[Opening EXTRACTED DATA section]

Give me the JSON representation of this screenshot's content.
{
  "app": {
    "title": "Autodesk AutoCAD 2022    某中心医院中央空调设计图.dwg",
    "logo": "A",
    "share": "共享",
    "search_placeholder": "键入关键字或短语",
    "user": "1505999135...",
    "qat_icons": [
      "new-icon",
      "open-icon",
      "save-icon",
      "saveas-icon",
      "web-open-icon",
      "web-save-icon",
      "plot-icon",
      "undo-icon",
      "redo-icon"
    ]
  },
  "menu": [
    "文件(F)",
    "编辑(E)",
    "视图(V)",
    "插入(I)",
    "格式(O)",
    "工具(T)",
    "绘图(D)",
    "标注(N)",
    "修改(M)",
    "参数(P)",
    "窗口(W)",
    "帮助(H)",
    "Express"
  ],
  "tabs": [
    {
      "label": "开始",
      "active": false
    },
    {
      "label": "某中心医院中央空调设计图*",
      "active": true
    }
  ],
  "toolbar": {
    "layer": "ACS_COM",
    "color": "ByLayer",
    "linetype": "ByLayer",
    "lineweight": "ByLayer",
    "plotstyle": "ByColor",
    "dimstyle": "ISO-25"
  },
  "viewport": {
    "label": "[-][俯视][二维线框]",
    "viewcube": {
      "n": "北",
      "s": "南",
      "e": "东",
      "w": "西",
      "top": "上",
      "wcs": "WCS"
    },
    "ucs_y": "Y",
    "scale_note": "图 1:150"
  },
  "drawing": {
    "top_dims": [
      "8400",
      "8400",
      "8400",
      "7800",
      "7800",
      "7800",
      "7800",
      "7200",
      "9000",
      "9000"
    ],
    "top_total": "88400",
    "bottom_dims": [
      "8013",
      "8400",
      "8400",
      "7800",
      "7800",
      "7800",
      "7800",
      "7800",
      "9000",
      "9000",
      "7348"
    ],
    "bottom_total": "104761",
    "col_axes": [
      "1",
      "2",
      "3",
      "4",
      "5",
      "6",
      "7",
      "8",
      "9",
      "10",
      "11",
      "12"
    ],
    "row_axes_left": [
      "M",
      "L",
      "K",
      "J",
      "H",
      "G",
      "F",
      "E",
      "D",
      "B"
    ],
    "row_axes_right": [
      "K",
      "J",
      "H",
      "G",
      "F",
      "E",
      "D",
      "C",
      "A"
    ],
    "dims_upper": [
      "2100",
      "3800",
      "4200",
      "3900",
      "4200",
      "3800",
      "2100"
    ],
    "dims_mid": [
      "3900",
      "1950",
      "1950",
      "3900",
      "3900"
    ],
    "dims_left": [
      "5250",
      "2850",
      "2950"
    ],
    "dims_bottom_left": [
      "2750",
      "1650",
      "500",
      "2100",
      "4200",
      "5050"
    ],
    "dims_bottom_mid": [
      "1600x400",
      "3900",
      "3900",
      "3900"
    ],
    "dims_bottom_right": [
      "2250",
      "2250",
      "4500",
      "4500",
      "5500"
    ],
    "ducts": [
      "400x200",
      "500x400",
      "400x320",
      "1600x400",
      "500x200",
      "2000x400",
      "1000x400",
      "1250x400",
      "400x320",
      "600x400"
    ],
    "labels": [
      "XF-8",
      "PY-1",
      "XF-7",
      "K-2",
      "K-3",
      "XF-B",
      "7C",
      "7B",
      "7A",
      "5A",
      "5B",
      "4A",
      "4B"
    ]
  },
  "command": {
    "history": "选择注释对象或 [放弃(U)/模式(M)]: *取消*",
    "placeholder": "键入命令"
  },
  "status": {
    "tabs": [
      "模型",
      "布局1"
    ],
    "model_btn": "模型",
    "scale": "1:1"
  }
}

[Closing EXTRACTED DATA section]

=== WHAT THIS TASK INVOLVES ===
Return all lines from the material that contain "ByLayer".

=== ANSWER BOX ===
    "color": "ByLayer",
    "linetype": "ByLayer",
    "lineweight": "ByLayer",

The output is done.